_What you should do_.
Go through each line of the records below and count those with the word "JSON"; give only the total.
==== Available records ====
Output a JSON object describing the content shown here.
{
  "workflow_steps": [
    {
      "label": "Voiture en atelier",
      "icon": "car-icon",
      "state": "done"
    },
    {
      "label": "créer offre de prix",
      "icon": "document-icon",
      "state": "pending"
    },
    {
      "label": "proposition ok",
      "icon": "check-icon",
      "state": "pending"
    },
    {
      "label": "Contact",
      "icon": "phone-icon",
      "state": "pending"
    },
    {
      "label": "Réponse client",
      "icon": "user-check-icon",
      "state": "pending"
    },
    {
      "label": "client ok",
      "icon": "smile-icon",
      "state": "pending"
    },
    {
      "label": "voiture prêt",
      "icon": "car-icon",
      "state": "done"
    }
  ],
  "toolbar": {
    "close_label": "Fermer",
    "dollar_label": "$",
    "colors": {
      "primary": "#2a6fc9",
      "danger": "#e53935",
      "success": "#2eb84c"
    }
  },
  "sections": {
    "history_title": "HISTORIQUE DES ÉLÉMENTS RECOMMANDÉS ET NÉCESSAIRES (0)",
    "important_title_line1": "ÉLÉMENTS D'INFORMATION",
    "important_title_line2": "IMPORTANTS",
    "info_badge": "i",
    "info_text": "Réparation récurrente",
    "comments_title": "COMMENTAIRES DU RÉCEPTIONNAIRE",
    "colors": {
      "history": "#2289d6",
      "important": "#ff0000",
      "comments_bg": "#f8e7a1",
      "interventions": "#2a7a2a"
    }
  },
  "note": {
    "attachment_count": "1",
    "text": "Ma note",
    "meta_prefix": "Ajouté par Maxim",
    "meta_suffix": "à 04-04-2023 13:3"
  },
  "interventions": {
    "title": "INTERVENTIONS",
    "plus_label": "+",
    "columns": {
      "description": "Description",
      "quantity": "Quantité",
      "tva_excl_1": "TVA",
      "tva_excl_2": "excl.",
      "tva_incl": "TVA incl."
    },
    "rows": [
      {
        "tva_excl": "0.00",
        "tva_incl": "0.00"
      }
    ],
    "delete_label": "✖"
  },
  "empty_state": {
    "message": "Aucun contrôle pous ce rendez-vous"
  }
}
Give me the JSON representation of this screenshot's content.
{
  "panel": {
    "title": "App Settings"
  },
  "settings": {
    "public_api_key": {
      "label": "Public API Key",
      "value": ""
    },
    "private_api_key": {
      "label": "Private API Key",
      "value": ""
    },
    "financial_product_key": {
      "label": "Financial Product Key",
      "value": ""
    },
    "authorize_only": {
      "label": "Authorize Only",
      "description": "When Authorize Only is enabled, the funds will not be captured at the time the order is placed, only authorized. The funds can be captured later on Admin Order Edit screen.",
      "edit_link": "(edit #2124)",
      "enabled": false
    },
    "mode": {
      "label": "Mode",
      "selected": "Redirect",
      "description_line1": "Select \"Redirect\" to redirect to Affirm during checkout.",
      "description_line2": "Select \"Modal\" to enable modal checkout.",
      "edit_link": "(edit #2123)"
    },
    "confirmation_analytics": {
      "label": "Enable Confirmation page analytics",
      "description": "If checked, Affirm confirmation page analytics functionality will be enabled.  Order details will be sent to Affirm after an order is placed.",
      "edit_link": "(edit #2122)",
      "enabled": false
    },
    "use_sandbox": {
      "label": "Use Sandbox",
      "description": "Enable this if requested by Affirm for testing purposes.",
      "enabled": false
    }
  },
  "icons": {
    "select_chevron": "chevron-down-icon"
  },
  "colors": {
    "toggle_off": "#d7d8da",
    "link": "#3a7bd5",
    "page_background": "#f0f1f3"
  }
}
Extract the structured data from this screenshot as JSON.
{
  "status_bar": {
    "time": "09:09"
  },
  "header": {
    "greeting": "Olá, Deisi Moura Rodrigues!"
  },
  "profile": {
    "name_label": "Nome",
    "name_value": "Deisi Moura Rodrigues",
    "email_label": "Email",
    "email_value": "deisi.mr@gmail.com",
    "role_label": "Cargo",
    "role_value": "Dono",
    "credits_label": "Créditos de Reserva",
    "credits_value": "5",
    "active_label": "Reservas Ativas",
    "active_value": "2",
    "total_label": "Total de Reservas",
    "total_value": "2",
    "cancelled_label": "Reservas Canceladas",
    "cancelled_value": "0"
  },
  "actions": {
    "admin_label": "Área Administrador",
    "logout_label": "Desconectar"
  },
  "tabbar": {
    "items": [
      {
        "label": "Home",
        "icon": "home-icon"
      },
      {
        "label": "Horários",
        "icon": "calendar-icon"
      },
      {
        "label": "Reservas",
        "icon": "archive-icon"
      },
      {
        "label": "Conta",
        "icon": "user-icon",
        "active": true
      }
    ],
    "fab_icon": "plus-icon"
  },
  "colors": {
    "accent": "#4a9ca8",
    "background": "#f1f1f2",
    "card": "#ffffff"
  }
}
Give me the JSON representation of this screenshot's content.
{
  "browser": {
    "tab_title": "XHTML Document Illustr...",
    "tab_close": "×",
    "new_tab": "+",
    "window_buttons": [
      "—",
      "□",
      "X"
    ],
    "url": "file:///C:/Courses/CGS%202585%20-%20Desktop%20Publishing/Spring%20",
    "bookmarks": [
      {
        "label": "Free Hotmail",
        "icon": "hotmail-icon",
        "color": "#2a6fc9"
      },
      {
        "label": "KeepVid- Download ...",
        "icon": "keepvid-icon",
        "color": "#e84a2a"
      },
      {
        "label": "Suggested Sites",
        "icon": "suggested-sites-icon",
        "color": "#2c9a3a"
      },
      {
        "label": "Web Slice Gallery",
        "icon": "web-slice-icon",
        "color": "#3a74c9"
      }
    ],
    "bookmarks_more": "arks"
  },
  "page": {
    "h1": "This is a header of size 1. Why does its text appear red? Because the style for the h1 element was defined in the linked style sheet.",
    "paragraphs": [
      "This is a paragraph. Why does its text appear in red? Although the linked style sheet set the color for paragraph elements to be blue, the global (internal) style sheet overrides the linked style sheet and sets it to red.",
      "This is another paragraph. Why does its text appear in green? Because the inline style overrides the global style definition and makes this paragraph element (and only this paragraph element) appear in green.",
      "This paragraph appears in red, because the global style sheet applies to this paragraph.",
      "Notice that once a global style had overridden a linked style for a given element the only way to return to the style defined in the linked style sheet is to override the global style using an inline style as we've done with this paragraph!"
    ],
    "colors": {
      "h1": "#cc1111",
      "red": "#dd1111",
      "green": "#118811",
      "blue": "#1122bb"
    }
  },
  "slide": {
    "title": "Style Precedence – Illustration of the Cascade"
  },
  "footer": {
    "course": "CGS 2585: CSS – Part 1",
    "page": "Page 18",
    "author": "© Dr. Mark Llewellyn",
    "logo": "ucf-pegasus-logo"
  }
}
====
_Answer_.
4